Columbia River estuary is a macro-tidal estuary, shallow except for two narrow channels through which most of the salt transport takes place. Mixing processes in the two channels are strongly affected by Spring-Neap variations in the tidal range, river discharges (which typically exceed 10,000 m3/s during spring freshets) and coastal winds. The interactions between these forcings controls residual flows inside the estuary, which in turn impacts the extent of salt intrusion into the estuary. Using a new 3D baroclinic circulation model (ELCIRC, ), a year long database of numerical simulations has been developed and contrasted against data from a network of in situ instruments which form a part of CORIE. CORIE is a long term coastal-margin observatory system for the Columbia River. In this paper we (a) show that ELCIRC simulations are able to reproduce some but not all key complex interactions observed in the field, (b) study the spatial and temporal variations circulation patterns using a combination of simulations and observations, and (c) use simulations to quantify the role played by each of the forcings (tides, winds, and discharge) on the residual circulation and salinity intrusion patterns.
ASJC Scopus subject areas
- Water Science and Technology

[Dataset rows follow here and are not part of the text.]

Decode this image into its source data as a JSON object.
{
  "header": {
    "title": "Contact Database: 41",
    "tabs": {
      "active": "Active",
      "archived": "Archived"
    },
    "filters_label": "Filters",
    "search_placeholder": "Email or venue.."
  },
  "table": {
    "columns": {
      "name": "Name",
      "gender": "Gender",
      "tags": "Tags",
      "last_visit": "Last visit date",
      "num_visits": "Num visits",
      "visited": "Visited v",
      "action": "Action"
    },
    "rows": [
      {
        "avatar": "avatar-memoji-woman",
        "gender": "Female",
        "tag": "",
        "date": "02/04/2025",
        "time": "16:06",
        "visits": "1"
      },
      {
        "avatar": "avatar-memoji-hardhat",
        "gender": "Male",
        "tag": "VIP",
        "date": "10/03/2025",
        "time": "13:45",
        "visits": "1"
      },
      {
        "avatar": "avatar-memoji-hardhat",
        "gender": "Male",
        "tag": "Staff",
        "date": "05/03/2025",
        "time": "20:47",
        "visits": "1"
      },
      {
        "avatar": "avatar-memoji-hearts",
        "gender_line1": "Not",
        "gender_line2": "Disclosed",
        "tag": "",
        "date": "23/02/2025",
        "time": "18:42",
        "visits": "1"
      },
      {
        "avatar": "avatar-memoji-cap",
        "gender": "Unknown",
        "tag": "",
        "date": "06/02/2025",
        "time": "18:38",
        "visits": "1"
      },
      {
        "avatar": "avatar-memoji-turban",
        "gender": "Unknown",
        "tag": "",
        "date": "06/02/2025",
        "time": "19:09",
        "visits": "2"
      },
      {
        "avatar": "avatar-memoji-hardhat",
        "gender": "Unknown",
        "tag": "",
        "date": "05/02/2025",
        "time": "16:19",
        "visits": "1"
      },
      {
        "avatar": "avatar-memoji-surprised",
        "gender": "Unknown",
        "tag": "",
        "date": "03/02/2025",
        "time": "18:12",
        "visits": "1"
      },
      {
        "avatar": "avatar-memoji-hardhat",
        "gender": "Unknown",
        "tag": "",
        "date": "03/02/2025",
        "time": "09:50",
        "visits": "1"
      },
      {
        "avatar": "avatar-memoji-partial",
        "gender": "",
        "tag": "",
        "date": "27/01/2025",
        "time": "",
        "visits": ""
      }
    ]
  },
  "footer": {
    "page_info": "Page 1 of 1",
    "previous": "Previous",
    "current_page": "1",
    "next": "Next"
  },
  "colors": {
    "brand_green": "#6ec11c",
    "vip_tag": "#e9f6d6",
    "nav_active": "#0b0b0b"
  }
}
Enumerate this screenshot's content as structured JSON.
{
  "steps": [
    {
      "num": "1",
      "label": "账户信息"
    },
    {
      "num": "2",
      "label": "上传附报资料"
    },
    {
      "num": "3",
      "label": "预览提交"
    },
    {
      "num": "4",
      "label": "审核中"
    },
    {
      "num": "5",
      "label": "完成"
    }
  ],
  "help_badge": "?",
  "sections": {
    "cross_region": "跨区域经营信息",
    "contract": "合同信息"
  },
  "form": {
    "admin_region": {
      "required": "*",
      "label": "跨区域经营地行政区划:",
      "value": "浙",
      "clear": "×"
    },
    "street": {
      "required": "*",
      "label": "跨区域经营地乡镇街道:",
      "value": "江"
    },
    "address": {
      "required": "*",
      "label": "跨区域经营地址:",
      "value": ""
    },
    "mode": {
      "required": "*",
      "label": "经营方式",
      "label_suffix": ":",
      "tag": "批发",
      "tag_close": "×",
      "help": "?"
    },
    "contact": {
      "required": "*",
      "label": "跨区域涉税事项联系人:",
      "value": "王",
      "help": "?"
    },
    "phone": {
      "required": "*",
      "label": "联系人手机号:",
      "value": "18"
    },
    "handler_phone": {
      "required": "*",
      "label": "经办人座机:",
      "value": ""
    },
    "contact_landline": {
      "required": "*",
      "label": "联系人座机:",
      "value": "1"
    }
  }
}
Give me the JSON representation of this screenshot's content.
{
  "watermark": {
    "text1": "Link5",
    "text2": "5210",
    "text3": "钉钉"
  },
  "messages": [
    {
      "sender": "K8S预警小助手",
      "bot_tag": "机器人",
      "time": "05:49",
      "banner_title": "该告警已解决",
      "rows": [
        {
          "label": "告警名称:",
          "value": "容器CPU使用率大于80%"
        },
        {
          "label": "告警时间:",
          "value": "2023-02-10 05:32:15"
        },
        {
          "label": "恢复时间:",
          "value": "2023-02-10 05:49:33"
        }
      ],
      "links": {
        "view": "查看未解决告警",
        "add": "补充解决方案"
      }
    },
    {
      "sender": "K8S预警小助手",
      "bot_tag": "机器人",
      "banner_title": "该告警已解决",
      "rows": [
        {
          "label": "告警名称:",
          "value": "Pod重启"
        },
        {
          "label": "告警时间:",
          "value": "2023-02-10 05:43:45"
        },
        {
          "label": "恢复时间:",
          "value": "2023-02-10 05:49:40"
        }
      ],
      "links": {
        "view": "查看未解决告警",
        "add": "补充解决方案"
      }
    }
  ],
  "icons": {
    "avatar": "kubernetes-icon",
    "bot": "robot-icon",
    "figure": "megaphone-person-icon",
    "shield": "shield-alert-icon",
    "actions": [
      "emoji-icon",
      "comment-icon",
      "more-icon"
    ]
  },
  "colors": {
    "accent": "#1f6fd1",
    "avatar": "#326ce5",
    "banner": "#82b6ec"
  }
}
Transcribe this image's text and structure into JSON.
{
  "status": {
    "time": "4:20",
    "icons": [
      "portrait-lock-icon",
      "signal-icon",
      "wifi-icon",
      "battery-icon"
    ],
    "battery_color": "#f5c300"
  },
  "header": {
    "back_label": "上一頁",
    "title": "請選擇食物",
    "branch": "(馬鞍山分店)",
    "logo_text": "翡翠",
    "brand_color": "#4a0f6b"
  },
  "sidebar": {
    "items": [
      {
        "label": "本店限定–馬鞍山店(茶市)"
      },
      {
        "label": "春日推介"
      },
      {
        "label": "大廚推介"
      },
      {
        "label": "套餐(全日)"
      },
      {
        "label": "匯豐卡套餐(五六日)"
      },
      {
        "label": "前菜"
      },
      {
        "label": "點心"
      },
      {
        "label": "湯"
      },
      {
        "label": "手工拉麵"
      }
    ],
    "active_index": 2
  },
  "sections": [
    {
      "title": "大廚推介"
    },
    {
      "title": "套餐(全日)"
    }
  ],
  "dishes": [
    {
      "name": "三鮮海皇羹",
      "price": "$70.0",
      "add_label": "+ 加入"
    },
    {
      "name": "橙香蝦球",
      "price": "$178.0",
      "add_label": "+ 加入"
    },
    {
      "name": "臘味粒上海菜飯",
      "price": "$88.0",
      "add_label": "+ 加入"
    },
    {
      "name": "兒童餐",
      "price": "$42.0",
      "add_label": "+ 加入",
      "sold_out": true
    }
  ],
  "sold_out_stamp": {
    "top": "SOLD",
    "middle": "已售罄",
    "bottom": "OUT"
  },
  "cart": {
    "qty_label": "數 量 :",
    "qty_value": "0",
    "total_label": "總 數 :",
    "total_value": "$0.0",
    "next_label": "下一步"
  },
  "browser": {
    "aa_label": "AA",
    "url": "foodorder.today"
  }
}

- Geotechnical Engineering and Engineering Geology
- Ocean Engineering
- Mechanical Engineering